*WORK TO COMPLETE:* What is the number of lines in the following data that contain "icon"? Answer with the number alone.

Data extracted from a collection
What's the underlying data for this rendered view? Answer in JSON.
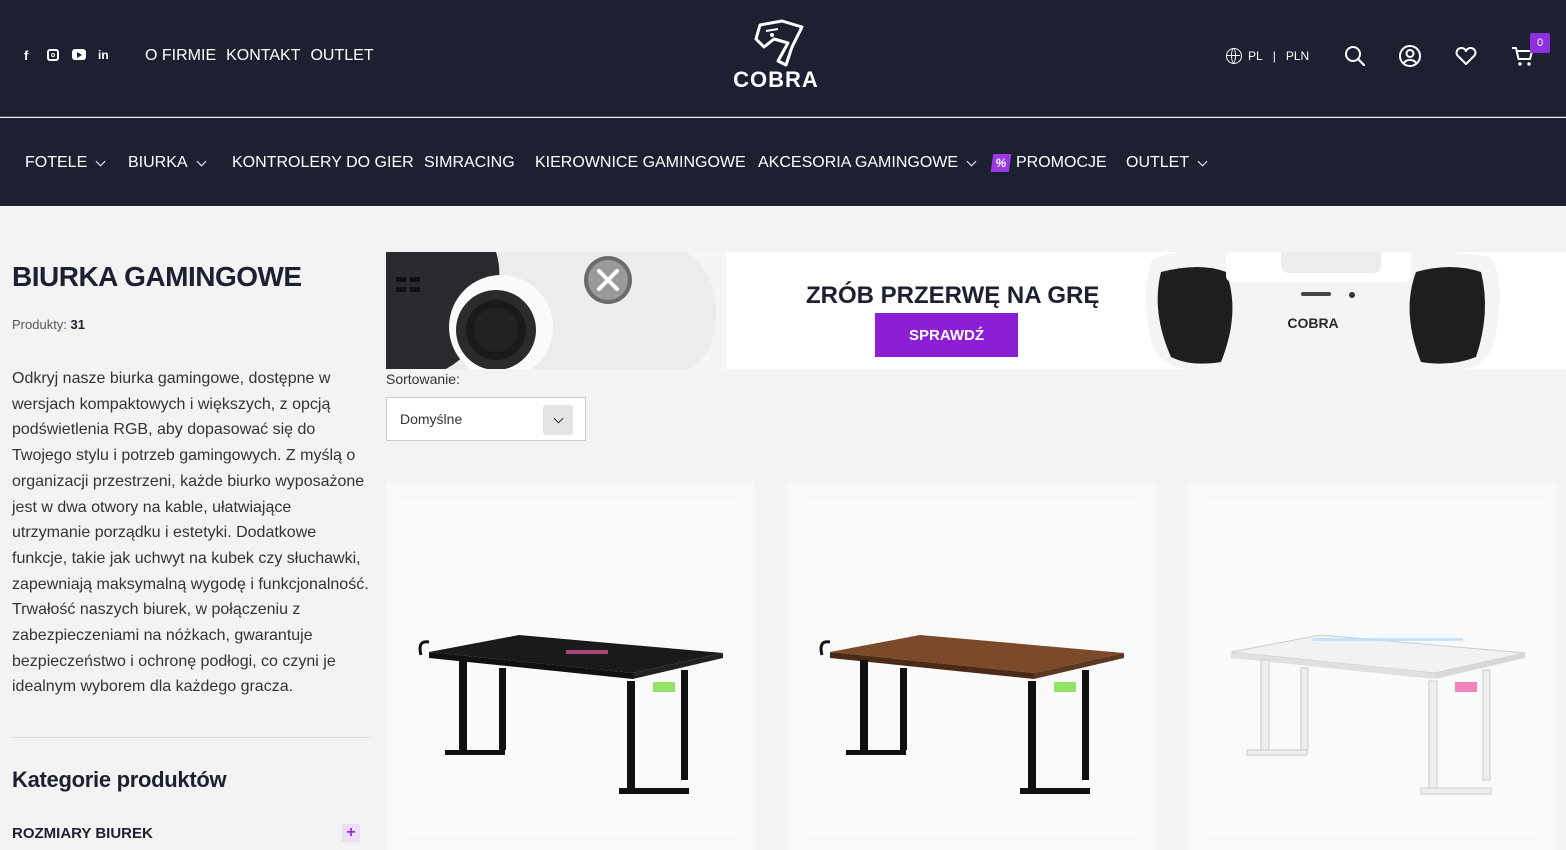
{
  "header": {
    "social": [
      "facebook-icon",
      "instagram-icon",
      "youtube-icon",
      "linkedin-icon"
    ],
    "top_links": [
      "O FIRMIE",
      "KONTAKT",
      "OUTLET"
    ],
    "logo_text": "COBRA",
    "lang": "PL",
    "currency": "PLN",
    "cart_count": "0"
  },
  "nav": {
    "items": [
      {
        "label": "FOTELE",
        "dropdown": true
      },
      {
        "label": "BIURKA",
        "dropdown": true
      },
      {
        "label": "KONTROLERY DO GIER",
        "dropdown": false
      },
      {
        "label": "SIMRACING",
        "dropdown": false
      },
      {
        "label": "KIEROWNICE GAMINGOWE",
        "dropdown": false
      },
      {
        "label": "AKCESORIA GAMINGOWE",
        "dropdown": true
      },
      {
        "label": "PROMOCJE",
        "dropdown": false,
        "icon": "percent-icon"
      },
      {
        "label": "OUTLET",
        "dropdown": true
      }
    ]
  },
  "sidebar": {
    "title": "BIURKA GAMINGOWE",
    "count_label": "Produkty:",
    "count_value": "31",
    "description": "Odkryj nasze biurka gamingowe, dostępne w wersjach kompaktowych i większych, z opcją podświetlenia RGB, aby dopasować się do Twojego stylu i potrzeb gamingowych. Z myślą o organizacji przestrzeni, każde biurko wyposażone jest w dwa otwory na kable, ułatwiające utrzymanie porządku i estetyki. Dodatkowe funkcje, takie jak uchwyt na kubek czy słuchawki, zapewniają maksymalną wygodę i funkcjonalność. Trwałość naszych biurek, w połączeniu z zabezpieczeniami na nóżkach, gwarantuje bezpieczeństwo i ochronę podłogi, co czyni je idealnym wyborem dla każdego gracza.",
    "categories_title": "Kategorie produktów",
    "categories": [
      {
        "label": "ROZMIARY BIUREK"
      }
    ]
  },
  "banner": {
    "headline": "ZRÓB PRZERWĘ NA GRĘ",
    "button": "SPRAWDŹ",
    "controller_logo": "COBRA"
  },
  "sort": {
    "label": "Sortowanie:",
    "value": "Domyślne"
  },
  "products": [
    {
      "name": "desk-black",
      "top_color": "#1a1a1a",
      "leg_color": "#1a1a1a"
    },
    {
      "name": "desk-walnut",
      "top_color": "#7a4a2a",
      "leg_color": "#1a1a1a"
    },
    {
      "name": "desk-white",
      "top_color": "#f0f0f0",
      "leg_color": "#f4f4f4"
    }
  ],
  "colors": {
    "dark": "#1d2030",
    "accent": "#8e1ed6"
  }
}
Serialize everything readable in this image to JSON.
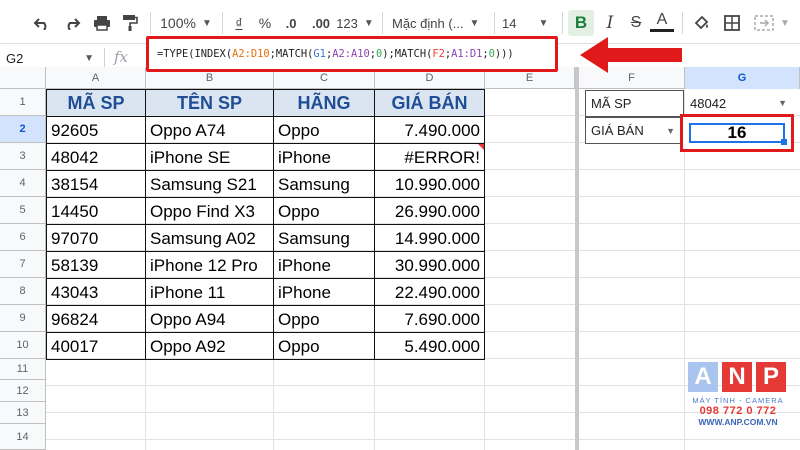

*RESPONSE:* 5